Alex Massie is Scotland’s man in the seried ranks of Tory thinkers in London. He’s not exactly unique, but there are few Unionist commentators who, like him, get a respectful hearing amongst the increasingly confident Scots nationalist blogosphere. In response to a well meaning, but inevitably London bound leader veiw from his own paper the Spectator, he notes:
Of course Alex Salmond is beatable and of course support for UN-member independence is a minority enthusiasm. This is one reason why a referendum seems to scare Scots less than it does politicians and pundits based in London. (Most of those pundits and politicians, incidentally, seem only to care about Scotland’s constitutional question; the actual governance of the country is, at best, most often an afterthought.)
He obviously finds the leader too too calculating by half. Instead he recommends Tory love bombing:
…it would be useful if Cameron flattered Scotland. For once, just for once, it would be pleasing to see senior Unionist politicians make a case for the Union that is based on something more than the benefits – many of them real – Scotland has enjoyed from its partnership with England. That is all very well and good but it is not good enough. Perhaps Cameron and other senior Tories could tell Scots why they are wanted, even needed, as part of the United Kingdom. “We Want You” is a more edifying slogan than “You Need Us”.
Quite so. It’s not as though the Scots need to be told they are loved by English conservatives (I doubt, post Thatcher many of them would believe it, and it’s likely anyway to remain largely unrequited). But if the union is to be saved, they need to hear a few arguments from their giant southern partner as why it still makes sense to keep close (if not too close).
The paradox is that the English Tory responses (cut off as they are from any serious electoral interest or intelligence north of the border), is milk and honey to those wanting to push for the maximum distance between themselves and the auld enemy:
Instead, Tories and other Unionists tend to assume the case for the Union is axiomatic. It is not. Suggesting that Scots should compile a cost-benefit analysis and then consider their choices is a tactic that, perhaps paradoxically, works better for nationalists than for Unionists. When Unionists talk in these terms they implicitly argue that Scotland must be unusually ill-suited to independence and from there it is but a short leap to suggesting Scotland should be grateful for English largesse, be happy with everything it’s got and cease chuntering for more powers when history suggests they’re scarcely capable of using those they already enjoy.

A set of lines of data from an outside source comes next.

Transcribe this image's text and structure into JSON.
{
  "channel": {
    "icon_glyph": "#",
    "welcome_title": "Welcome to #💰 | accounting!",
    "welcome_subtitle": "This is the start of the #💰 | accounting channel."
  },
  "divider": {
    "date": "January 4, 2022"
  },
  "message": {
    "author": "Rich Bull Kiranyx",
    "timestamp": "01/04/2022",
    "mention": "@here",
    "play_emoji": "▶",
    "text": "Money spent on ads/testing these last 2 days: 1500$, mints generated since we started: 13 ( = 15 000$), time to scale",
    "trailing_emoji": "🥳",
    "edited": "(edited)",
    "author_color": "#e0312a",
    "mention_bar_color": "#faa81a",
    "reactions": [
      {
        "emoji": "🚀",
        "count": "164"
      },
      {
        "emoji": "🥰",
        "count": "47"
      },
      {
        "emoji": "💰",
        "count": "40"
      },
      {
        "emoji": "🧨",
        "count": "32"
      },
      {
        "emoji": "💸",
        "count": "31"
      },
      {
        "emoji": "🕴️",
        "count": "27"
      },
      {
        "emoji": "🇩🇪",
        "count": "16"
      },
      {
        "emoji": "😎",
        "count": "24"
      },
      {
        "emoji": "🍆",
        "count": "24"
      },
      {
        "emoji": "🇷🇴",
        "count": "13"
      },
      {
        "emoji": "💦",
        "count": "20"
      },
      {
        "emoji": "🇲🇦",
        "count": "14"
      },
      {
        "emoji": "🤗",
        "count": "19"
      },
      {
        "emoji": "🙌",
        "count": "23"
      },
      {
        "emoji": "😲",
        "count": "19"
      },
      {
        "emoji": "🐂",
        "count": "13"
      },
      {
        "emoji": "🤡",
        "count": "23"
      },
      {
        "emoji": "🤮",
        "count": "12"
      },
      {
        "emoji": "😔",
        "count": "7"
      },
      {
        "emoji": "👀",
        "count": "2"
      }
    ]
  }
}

Frankly, however, that’s exactly how it sometimes seems as though a significant part of the Tory party actually does view Scotland. (This is too say nothing of the rabid online English nationalists who give their Cybernat counterparts a fair run for their money.)

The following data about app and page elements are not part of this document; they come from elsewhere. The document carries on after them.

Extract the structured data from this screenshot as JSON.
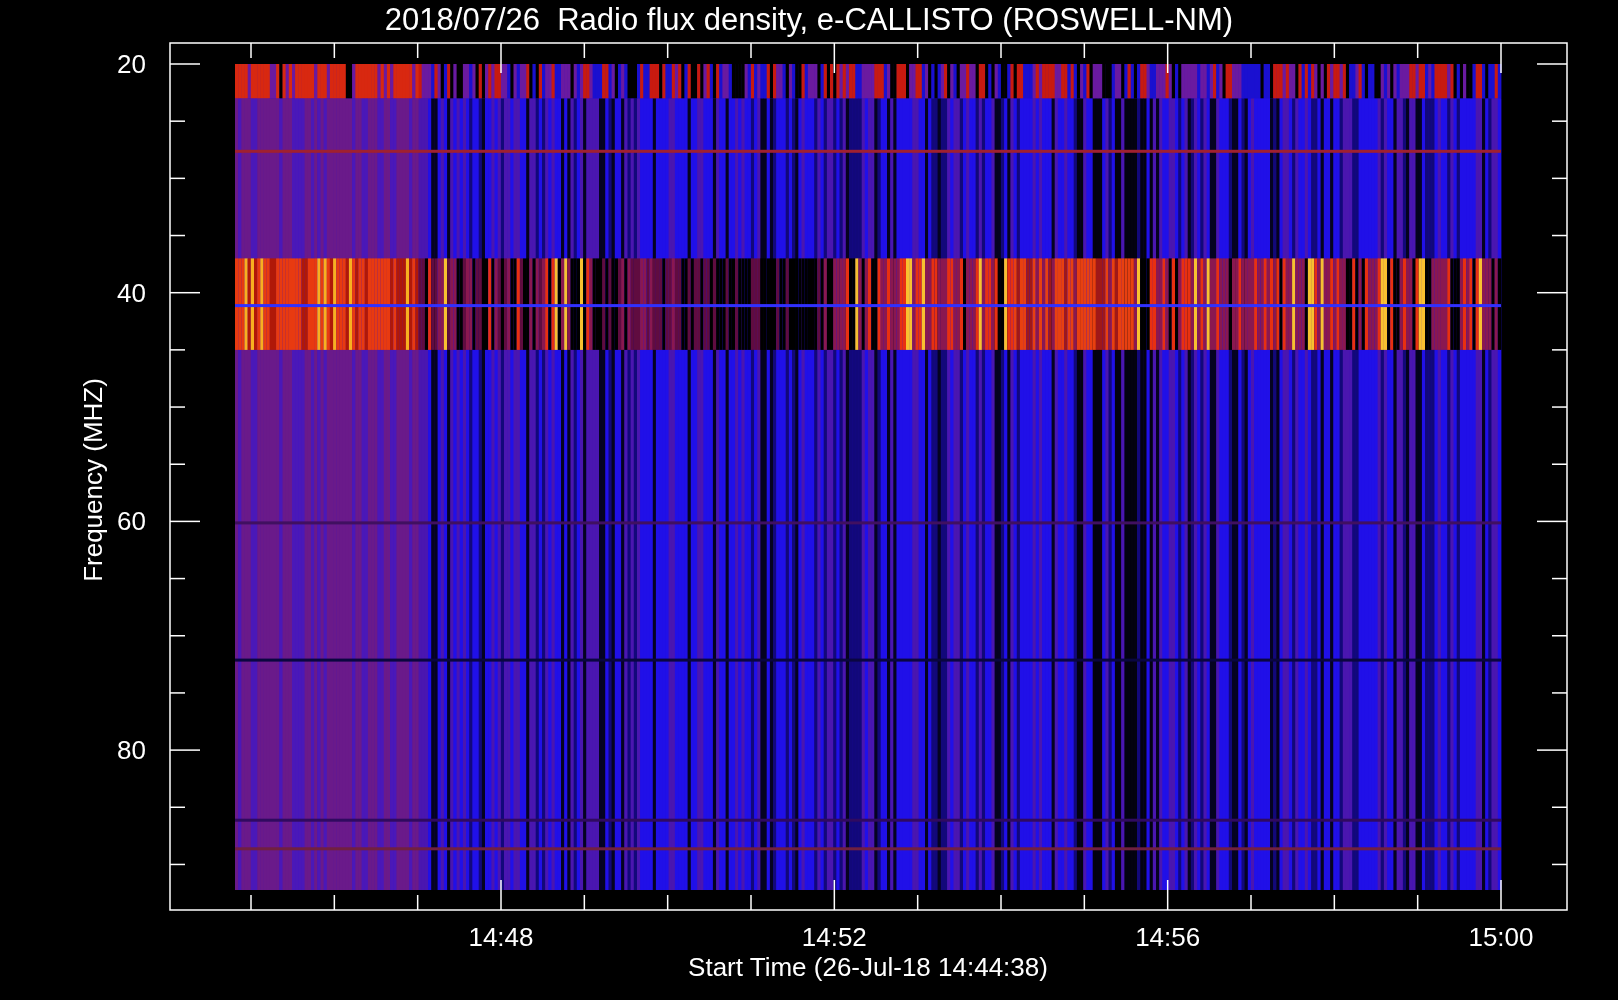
{
  "title": "2018/07/26  Radio flux density, e-CALLISTO (ROSWELL-NM)",
  "y_axis": {
    "label": "Frequency (MHZ)",
    "ticks": [
      "20",
      "40",
      "60",
      "80"
    ]
  },
  "x_axis": {
    "label": "Start Time (26-Jul-18 14:44:38)",
    "ticks": [
      "14:48",
      "14:52",
      "14:56",
      "15:00"
    ]
  }
}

And he’s not the only one. Politics on Toast:
Throughout this parliaments lifetime the Unionists failed to take up the fight. Given the narrow margins this was a mistake which may come back to haunt the anti-independence movement in Scotland.
Of greater concern for those of us who wish to preserve the union, is that this lack of fight lingers. Where is the unionist opposition coming from? In Scotland itself at last years election the Labour Party lacked direction and widely misspent, while at the 2010 general election the Conservative Party returned one MP, Edinburgh Zoo currently has more Giant Pandas. Consequently, the Prime Minister is in a difficult position. He, and his party have minimal sway with the Scottish electorate, and with the election of Ruth Davidson as leader of the Conservative & Unionist Party for Scotland, it seems unlikely that this endemic unpopularity will subside before a potential referendum before 2016.

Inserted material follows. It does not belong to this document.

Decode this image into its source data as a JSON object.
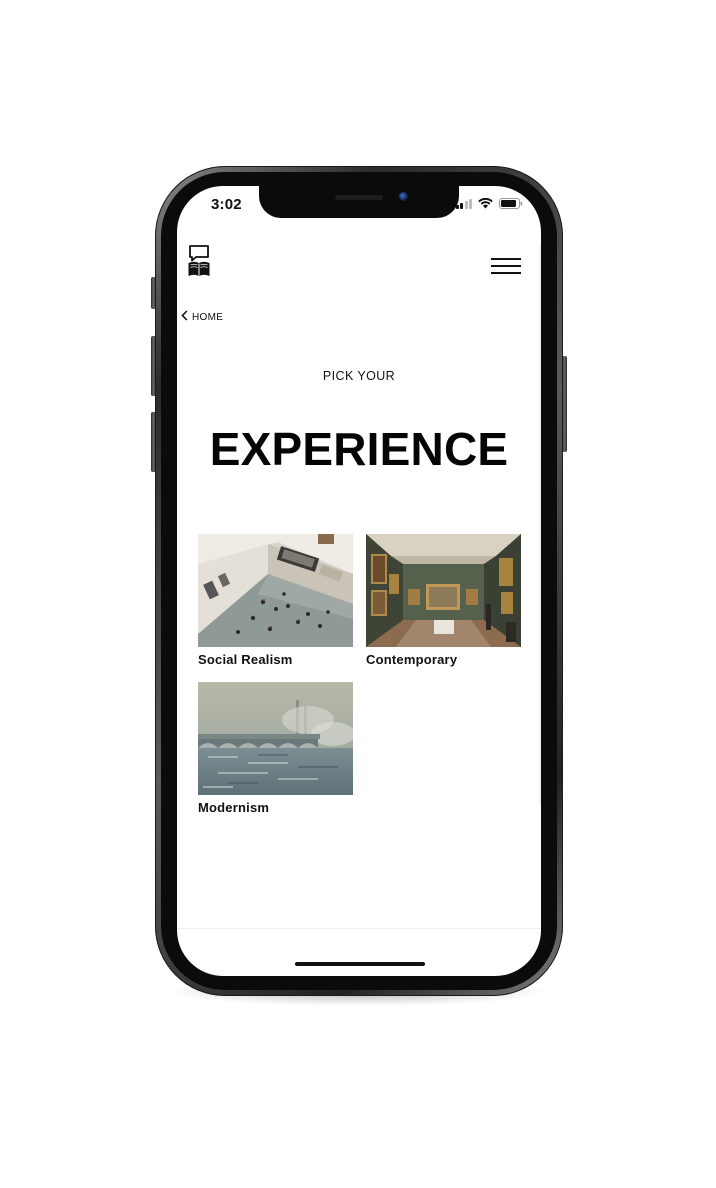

The unionist parties in Britain have not conceived of themselves as that for most of the generations since the Republic left the union. The Scots nats are way more constitutionally literate than the Tories, Labour and Lib Dems (bless em) all put together.Something to do no doubt to do with that beautiful but often incommunicable unwritten Constitution they insist on having.
In a nutshell, Alex’s sage advice is don’t fight the last war, fight the next one!
Mick is founding editor of Slugger. He has written papers on the impacts of the Internet on politics and the wider media and is a regular guest and speaking events across Ireland, the UK and Europe. Twitter: @MickFealty